**Problem description:** Set all the entries down again, unaltered.

Exercise material below:

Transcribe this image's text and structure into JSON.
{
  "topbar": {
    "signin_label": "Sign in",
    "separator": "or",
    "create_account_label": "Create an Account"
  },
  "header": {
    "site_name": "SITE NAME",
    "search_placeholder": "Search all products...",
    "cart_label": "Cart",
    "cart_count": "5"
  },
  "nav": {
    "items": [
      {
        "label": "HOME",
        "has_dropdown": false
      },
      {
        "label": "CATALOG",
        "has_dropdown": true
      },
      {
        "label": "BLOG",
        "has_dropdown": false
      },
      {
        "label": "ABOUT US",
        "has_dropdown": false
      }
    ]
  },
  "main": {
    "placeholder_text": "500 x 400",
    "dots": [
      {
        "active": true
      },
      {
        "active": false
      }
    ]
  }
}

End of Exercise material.

**Answer space:**
Transcribe this image's text and structure into JSON.
{
  "topbar": {
    "signin_label": "Sign in",
    "separator": "or",
    "create_account_label": "Create an Account"
  },
  "header": {
    "site_name": "SITE NAME",
    "search_placeholder": "Search all products...",
    "cart_label": "Cart",
    "cart_count": "5"
  },
  "nav": {
    "items": [
      {
        "label": "HOME",
        "has_dropdown": false
      },
      {
        "label": "CATALOG",
        "has_dropdown": true
      },
      {
        "label": "BLOG",
        "has_dropdown": false
      },
      {
        "label": "ABOUT US",
        "has_dropdown": false
      }
    ]
  },
  "main": {
    "placeholder_text": "500 x 400",
    "dots": [
      {
        "active": true
      },
      {
        "active": false
      }
    ]
  }
}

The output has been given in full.